• **Task goal**: State, as one number, how many lines in these records hold "JSON".

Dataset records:

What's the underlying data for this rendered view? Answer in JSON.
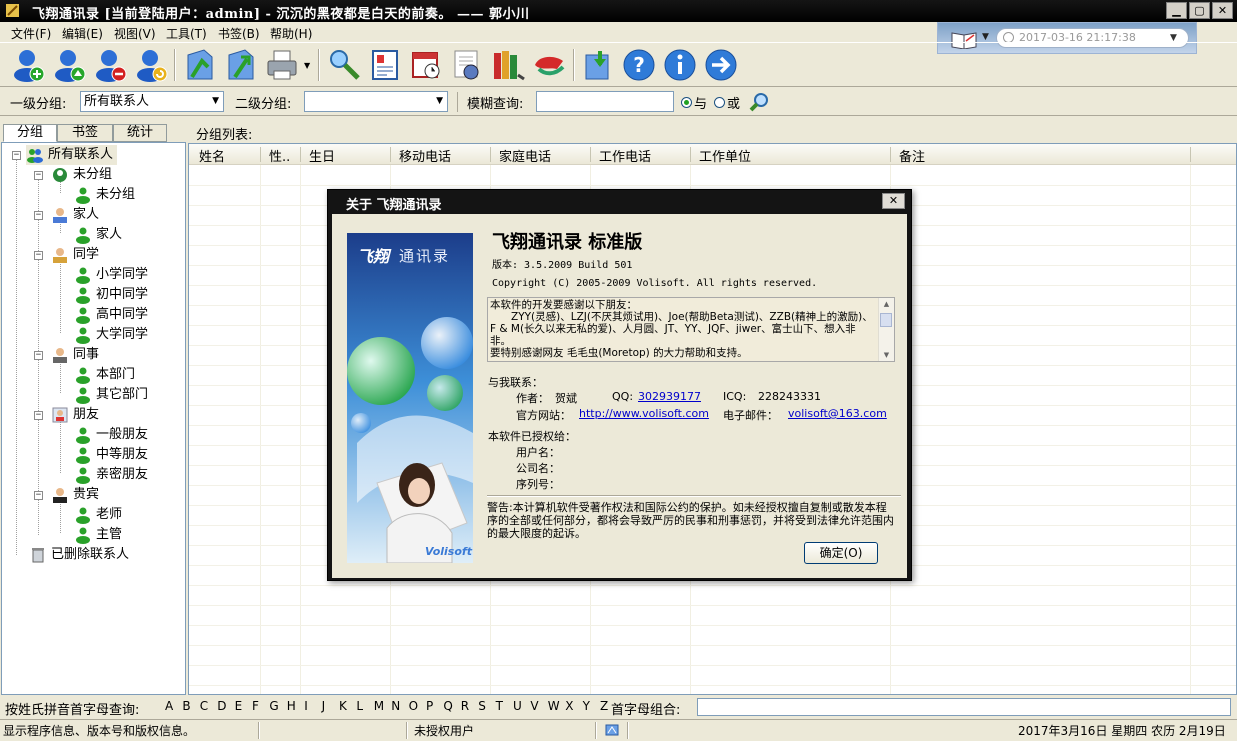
{
  "window": {
    "title": "飞翔通讯录  [当前登陆用户：admin]  -  沉沉的黑夜都是白天的前奏。 —— 郭小川"
  },
  "menu": [
    "文件(F)",
    "编辑(E)",
    "视图(V)",
    "工具(T)",
    "书签(B)",
    "帮助(H)"
  ],
  "date_widget": {
    "value": "2017-03-16 21:17:38"
  },
  "filters": {
    "group1_label": "一级分组:",
    "group1_value": "所有联系人",
    "group2_label": "二级分组:",
    "group2_value": "",
    "search_label": "模糊查询:",
    "search_value": "",
    "and_label": "与",
    "or_label": "或",
    "mode": "and"
  },
  "left_tabs": [
    "分组",
    "书签",
    "统计"
  ],
  "tree": {
    "root": "所有联系人",
    "groups": [
      {
        "label": "未分组",
        "children": [
          "未分组"
        ]
      },
      {
        "label": "家人",
        "children": [
          "家人"
        ]
      },
      {
        "label": "同学",
        "children": [
          "小学同学",
          "初中同学",
          "高中同学",
          "大学同学"
        ]
      },
      {
        "label": "同事",
        "children": [
          "本部门",
          "其它部门"
        ]
      },
      {
        "label": "朋友",
        "children": [
          "一般朋友",
          "中等朋友",
          "亲密朋友"
        ]
      },
      {
        "label": "贵宾",
        "children": [
          "老师",
          "主管"
        ]
      }
    ],
    "deleted": "已删除联系人"
  },
  "grid": {
    "label": "分组列表:",
    "columns": [
      "姓名",
      "性..",
      "生日",
      "移动电话",
      "家庭电话",
      "工作电话",
      "工作单位",
      "备注"
    ]
  },
  "alpha": {
    "label": "按姓氏拼音首字母查询:",
    "letters": [
      "A",
      "B",
      "C",
      "D",
      "E",
      "F",
      "G",
      "H",
      "I",
      "J",
      "K",
      "L",
      "M",
      "N",
      "O",
      "P",
      "Q",
      "R",
      "S",
      "T",
      "U",
      "V",
      "W",
      "X",
      "Y",
      "Z"
    ],
    "combo_label": "首字母组合:"
  },
  "status": {
    "message": "显示程序信息、版本号和版权信息。",
    "license": "未授权用户",
    "date": "2017年3月16日 星期四 农历 2月19日"
  },
  "about": {
    "title": "关于 飞翔通讯录",
    "banner_logo": "飞翔",
    "banner_text": "通讯录",
    "banner_brand": "Volisoft",
    "product": "飞翔通讯录 标准版",
    "version": "版本: 3.5.2009 Build 501",
    "copyright": "Copyright (C) 2005-2009 Volisoft. All rights reserved.",
    "thanks": [
      "本软件的开发要感谢以下朋友：",
      "　　ZYY(灵感)、LZJ(不厌其烦试用)、Joe(帮助Beta测试)、ZZB(精神上的激励)、F & M(长久以来无私的爱)、人月圆、JT、YY、JQF、jiwer、富士山下、想入非非。",
      "要特别感谢网友 毛毛虫(Moretop) 的大力帮助和支持。"
    ],
    "contact_label": "与我联系：",
    "author_label": "作者：",
    "author": "贺斌",
    "qq_label": "QQ:",
    "qq": "302939177",
    "icq_label": "ICQ:",
    "icq": "228243331",
    "site_label": "官方网站：",
    "site": "http://www.volisoft.com",
    "email_label": "电子邮件：",
    "email": "volisoft@163.com",
    "licensed_label": "本软件已授权给：",
    "user_label": "用户名：",
    "company_label": "公司名：",
    "serial_label": "序列号：",
    "warning": "警告:本计算机软件受著作权法和国际公约的保护。如未经授权擅自复制或散发本程序的全部或任何部分，都将会导致严厉的民事和刑事惩罚，并将受到法律允许范围内的最大限度的起诉。",
    "ok": "确定(O)"
  }
}
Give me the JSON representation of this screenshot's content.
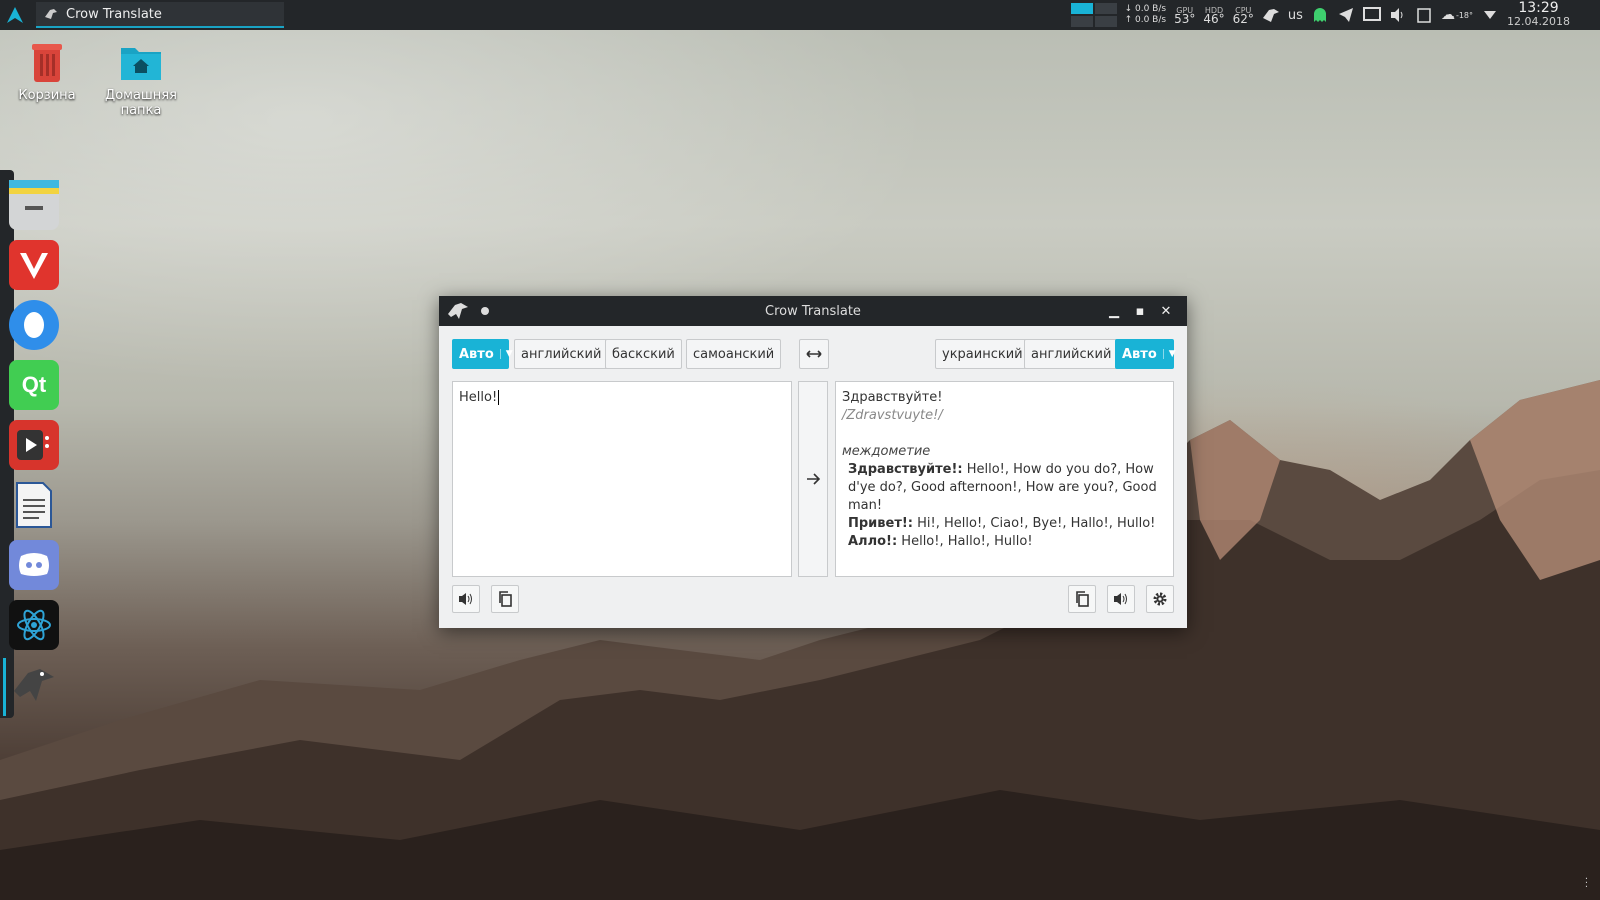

• **Answer box**: 2